On December 3, 1944, Larry's plane participated in a bombing mission of Tokyo, only the third such raid over Tokyo by any American plane. The planes took off during
a storm and as they came through the cloud cover they had difficulty getting into formation. Once over Japan, many enemy fighters attempted to intercept the B-29s,
some even attempting to ram the American planes. The B-29s had formidable defenses and were able to keep most enemy fighters at bay. Evidently, Larry's plane was
severely damaged. His plane appeared to have dropped behind the formation and the crew radioed their intention to ditch. The plane probably went down near Haichijo
Jima Island, about 200 miles south of Tokyo. Neither his plane nor the remains of the crewmembers were ever found. He was listed initially as Missing in Action and
later declared Killed in Action. He was nearly 24 and died less than a month after his older brother, Jack (my father), was lost while serving with Patton's Third
Army in France.
I have gotten to know Larry a little from reading several letters that he wrote to his younger brother, Vincent. It seems that Vin, who later entered the Navy as an
ensign after completing the V-12 program at St. Lawrence University in upstate New York, was always asking Larry for brotherly advice on various subjects, and Larry
was only to happy to give it. One letter describes what it was like when the base was attacked by enemy fighter planes: "Every few days we're sent scurrying by the
sirens announcing the Japanese attempts at reprisal.

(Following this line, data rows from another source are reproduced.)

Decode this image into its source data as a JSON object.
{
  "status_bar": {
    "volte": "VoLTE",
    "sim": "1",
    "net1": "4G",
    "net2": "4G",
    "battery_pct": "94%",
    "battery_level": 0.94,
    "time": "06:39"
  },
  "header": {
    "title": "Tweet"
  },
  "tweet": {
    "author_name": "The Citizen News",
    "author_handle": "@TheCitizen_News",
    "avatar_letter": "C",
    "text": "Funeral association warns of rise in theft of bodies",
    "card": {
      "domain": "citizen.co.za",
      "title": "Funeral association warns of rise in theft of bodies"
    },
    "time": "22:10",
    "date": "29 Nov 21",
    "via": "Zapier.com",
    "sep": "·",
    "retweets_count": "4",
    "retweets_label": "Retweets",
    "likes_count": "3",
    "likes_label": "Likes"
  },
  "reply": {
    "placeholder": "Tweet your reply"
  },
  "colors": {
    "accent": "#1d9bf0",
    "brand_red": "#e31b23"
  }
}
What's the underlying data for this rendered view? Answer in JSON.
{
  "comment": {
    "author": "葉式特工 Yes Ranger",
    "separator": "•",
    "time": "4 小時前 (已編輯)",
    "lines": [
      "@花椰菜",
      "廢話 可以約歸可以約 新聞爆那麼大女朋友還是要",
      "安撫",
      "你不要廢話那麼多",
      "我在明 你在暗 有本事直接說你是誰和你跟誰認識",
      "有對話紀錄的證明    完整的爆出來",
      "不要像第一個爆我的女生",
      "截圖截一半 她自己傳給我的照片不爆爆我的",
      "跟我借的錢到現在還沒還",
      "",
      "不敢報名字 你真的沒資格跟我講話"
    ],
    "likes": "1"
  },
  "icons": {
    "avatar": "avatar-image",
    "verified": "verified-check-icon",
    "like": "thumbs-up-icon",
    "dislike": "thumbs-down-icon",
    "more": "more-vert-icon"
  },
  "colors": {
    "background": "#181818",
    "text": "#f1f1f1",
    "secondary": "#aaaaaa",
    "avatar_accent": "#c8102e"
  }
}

Their results are pitiful but each time we expect he might be better, so we run like mad and dive into our holes.
When he gets close you can see everyone striving to fold his entire body up into his helmet." Larry also had two sisters, Anne and Catherine. Catherine said that upon
returning from training, Larry had so much energy that he would literally do hand-springs over the porch railing on the front of the house rather than walk down the
steps. Larry had a sweetheart whom he met while training at Boeing Aircraft in Seattle. They had put off any plans for marriage because he felt his future was so uncertain.